At this point, you should be looking at the Summary screen for the domain name you just added. Go down to"Email Settings" and choose "Edit".
In the Email Settings section, you can specify a catch-all email address, as well as up to 5 other email addresses - which means you could have up to 5 people sharing the same domain name for email forwarding (6 if you count the catch-all).
NOTE: Remember, this is an email forwarding service. In other words, a service that automatically passes on all email to a different email account. You will need to have an email account at an email provider somewhere (either your ISP or a paid or free email service provider will do) before you can make use of email forwarding.
With your own email forwarding service, you'll be able to set up multiple email addresses for different purposes, and even create a "catch-all address" where anything sent to any address at your domain is sent to a single mailbox.
This is handy for setting up spam filtering since you can register at different websites using different email addresses, and then use server filters (or create a separate forwarding rule) to later block any address that you decide you no longer want to receive email at. Providers that offer such server filters include Fastmail.fm.
Note that Fastmail.fm has a unique feature whereby you can specify in Mydomain or ZoneEdit that your forwarding address should be "email@example.com" and Fastmail.fm will automatically file all messages sent to this address in the folder "foldername"
OTHER GOOD FORWARDING ALTERNATIVES
If you sign up for an Enhanced-level account from Fastmail.fm, you can avoid the extra step of having to set up DNS services with a free DNS provider, since Fastmail takes care of the DNS settings. Of course, you'll also gain access to all the other benefits of an Enhanced account, such as 150MB of storage space and powerful spam filtering tools! For more information, see the Fastmail FAQ.

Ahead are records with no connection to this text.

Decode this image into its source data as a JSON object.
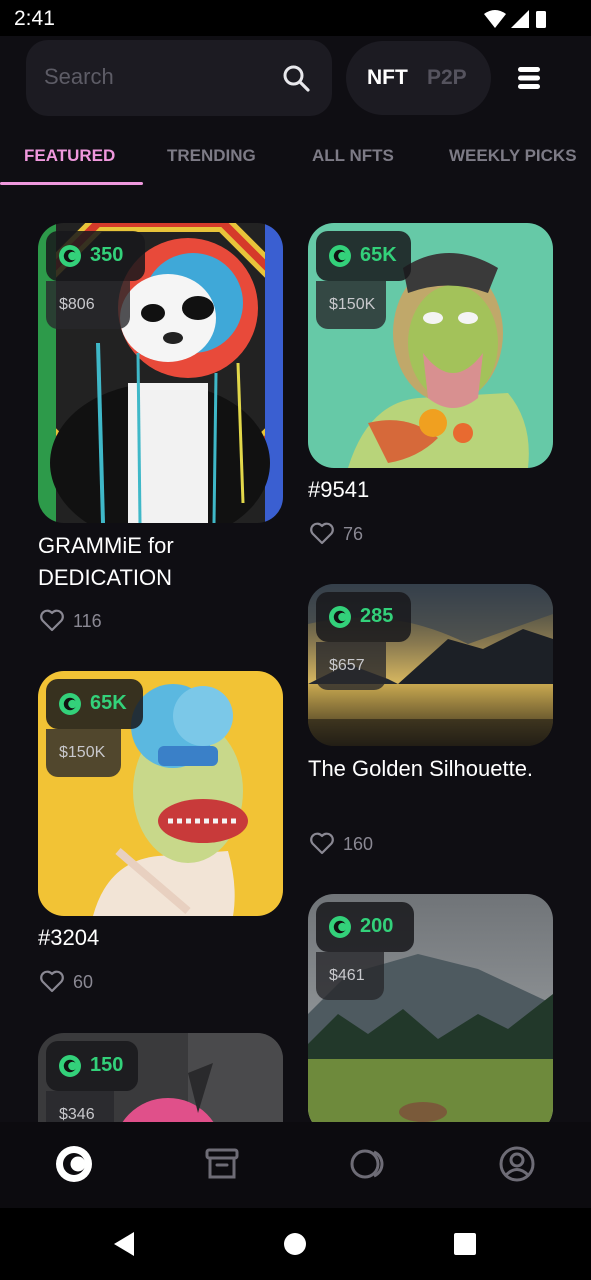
{
  "status": {
    "time": "2:41"
  },
  "search": {
    "placeholder": "Search"
  },
  "market_toggle": {
    "nft": "NFT",
    "p2p": "P2P",
    "selected": "NFT"
  },
  "tabs": [
    {
      "label": "FEATURED",
      "active": true
    },
    {
      "label": "TRENDING",
      "active": false
    },
    {
      "label": "ALL NFTS",
      "active": false
    },
    {
      "label": "WEEKLY PICKS",
      "active": false
    }
  ],
  "cards": [
    {
      "price_coin": "350",
      "price_usd": "$806",
      "title": "GRAMMiE for DEDICATION",
      "likes": "116"
    },
    {
      "price_coin": "65K",
      "price_usd": "$150K",
      "title": "#9541",
      "likes": "76"
    },
    {
      "price_coin": "65K",
      "price_usd": "$150K",
      "title": "#3204",
      "likes": "60"
    },
    {
      "price_coin": "285",
      "price_usd": "$657",
      "title": "The Golden Silhouette.",
      "likes": "160"
    },
    {
      "price_coin": "150",
      "price_usd": "$346"
    },
    {
      "price_coin": "200",
      "price_usd": "$461"
    }
  ],
  "bottom_nav": [
    {
      "icon": "coin-icon",
      "active": true
    },
    {
      "icon": "archive-icon",
      "active": false
    },
    {
      "icon": "circles-icon",
      "active": false
    },
    {
      "icon": "profile-icon",
      "active": false
    }
  ],
  "colors": {
    "accent": "#ef98dd",
    "coin_green": "#33d17a",
    "background": "#0f0e13"
  }
}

Finally, if you're willing to pay for email forwarding, POBox has been providing reliable email forwarding services for many years and have built an excellent reputation in the email industry.